This book owes a lot to Stephen King’s IT. However, it stands on its own. And it does something that IT does not – by describing so many minute but welcoming details concerning the daily activities of these child characters, it wraps readers warmly, strange enough, in a summer of bygone days. In sum, it succeeds as a nostalgic tale in a way that King’s novel does not (although this comparison is not entirely fair; King was not necessarily striving to invoke a longing for a past era.)
We All Have “That Favorite Summer”
I dream of one day writing the ultimate summer nostalgia novel. I am especially attracted to the title of Simmon’s book – Summer of Night. I remember the summer nights fondly back when I was fifteen years old. There was a song from the House music genre titled I Fear the Night.
I was mistakenly convinced that the singer was singing the words “I Feel the Night”. Under this false presumption, I had made this the theme song for the summer of 1986. See, I truly believed that there was this vibe, this “magic” if you will, that existed in some kind of objective state. It was there for the taking, and was most potent during the nighttime – the nighttime of the summer. All you had to do was “reach out with your feelings” (thank you, Star Wars, for that quote) and the night and all its magic was at your disposal. It was called “feeling the night”. Ironically, the song’s real title and subject are more appropriate for a horror movie, or a horror novel like – Summer of Night.
Back in 1986 I had a group of friends. We all navigated around our neighborhoods on our bikes. Every late afternoon, I wondered where the night would take us. Sometimes it took us to Mikey’s backyard where he had the pool. Sometimes it took as to Tracey’s front porch. Sometimes it took us to Johnny’s alley. Often we would have beers, bought at a bar a mile away that sold to us minors. We pedaled our bikes with six-packs wrapped in our arms. We snuck out late at night and hung out at park benches. We had bottle rocket wars. We smoked an occasional joint. We “felt the night.”

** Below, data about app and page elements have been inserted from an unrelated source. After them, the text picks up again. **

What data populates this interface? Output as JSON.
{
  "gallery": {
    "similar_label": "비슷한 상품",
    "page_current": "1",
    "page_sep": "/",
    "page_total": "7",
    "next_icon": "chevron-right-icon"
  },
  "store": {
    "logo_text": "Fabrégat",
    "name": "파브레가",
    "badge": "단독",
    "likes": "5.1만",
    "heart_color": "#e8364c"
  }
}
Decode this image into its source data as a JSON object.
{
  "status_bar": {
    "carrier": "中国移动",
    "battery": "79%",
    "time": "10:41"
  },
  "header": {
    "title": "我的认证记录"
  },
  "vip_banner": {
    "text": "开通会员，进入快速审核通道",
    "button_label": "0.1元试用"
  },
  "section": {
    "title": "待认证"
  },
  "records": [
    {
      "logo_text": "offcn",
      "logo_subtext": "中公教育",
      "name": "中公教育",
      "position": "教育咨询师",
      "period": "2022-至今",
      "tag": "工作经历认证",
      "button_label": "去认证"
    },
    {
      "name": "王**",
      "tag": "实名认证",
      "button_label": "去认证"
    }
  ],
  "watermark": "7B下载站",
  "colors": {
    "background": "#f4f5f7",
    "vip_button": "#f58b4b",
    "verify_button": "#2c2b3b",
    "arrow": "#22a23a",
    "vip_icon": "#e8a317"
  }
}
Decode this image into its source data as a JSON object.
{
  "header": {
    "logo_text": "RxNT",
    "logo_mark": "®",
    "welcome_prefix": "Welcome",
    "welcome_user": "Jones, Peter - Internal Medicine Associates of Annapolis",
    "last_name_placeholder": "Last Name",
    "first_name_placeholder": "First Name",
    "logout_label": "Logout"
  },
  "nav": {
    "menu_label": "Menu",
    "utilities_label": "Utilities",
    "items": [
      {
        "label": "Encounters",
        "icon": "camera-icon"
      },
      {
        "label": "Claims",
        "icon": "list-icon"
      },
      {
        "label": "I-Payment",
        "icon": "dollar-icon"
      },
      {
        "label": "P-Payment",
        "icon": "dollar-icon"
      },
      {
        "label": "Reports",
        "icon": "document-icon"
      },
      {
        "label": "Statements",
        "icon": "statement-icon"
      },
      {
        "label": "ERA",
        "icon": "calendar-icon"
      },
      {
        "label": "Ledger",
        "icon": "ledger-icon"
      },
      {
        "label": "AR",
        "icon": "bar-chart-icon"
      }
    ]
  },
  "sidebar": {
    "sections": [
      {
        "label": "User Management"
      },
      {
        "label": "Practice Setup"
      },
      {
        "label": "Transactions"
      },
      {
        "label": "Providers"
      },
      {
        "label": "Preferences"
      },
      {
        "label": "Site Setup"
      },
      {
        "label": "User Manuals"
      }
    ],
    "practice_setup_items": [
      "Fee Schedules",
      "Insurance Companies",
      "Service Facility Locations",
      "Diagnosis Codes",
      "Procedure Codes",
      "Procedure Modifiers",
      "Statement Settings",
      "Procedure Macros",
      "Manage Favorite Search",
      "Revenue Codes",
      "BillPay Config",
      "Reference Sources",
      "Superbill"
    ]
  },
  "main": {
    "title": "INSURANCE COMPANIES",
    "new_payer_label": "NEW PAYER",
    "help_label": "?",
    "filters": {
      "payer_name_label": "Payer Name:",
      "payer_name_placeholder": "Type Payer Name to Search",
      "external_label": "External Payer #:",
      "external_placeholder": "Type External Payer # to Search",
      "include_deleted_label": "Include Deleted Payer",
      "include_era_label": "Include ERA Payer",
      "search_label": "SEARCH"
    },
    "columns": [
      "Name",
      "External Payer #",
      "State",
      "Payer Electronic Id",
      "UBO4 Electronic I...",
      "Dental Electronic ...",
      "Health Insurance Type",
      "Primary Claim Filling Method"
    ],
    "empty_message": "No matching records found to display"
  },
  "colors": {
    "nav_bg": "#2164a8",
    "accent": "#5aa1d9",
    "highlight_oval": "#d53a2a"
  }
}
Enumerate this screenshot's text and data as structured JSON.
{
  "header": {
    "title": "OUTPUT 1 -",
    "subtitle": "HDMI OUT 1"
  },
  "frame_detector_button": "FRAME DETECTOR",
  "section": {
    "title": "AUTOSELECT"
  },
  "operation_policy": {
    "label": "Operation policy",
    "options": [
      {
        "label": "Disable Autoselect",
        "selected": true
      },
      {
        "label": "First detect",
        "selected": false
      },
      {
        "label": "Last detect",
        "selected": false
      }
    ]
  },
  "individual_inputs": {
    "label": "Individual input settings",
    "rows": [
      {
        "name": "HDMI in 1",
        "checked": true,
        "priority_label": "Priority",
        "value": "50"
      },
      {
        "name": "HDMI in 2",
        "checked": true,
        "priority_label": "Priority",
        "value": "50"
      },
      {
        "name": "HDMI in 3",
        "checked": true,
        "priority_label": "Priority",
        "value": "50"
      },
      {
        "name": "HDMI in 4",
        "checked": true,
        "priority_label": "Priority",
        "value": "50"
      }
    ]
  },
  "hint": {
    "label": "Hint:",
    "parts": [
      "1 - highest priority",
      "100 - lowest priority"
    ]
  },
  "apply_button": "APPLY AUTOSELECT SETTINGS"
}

Now I know what you’re thinking. Earlier I was lamenting the loss of freedom for the children of today. Some of the things my friends and I did that summer fall into the delinquent category. So one might say, “See! When children are left unsupervised in an environment without structure, this is what happens. Kids do bad things.” Well, touche’. But we really weren’t bad kids. And for the record, we were a bit older than the kids of the novel , and Simmons argues more for an adventure-filled summer for the pre-teenage kids, before things like drinking and drug use enter the picture.
For better or for worse, I love remembering the summers of my youth, adventures and misadventures alike; I learned from both. Therefore, I just love books about summer nostalgia. Since I am a horror novel fan, Summer of Night is the perfect book for me. And it just might be the perfect book for you too! Read it and find out for yourself.
A Winter Haunting
Dan Simmons follows up with several sequel books. They catch up on the lives of the children characters after they become adults. I’ve reviewed one of these books. It’s called A Winter Haunting. It’s also a great book. As with Summer of Night, it makes use of the season as a metaphor for the character/s current state of affairs. In this book, Dale Stewart returns to his childhood home town for the holidays (Pre-Thanksgiving – New Years Day). There, he tries to piece together what happened during the events of “that summer”. His memories haunt him. He is alone, isolated in a farmhouse. It’s cold and snowy. He has made several mistakes in his adult life. In this isolated environment, he is forced to confront his demons. Are they literal or metaphorical? Both. It’s a complex book. I recommend this book as well. Here is the Amazon Link: A Winter Haunting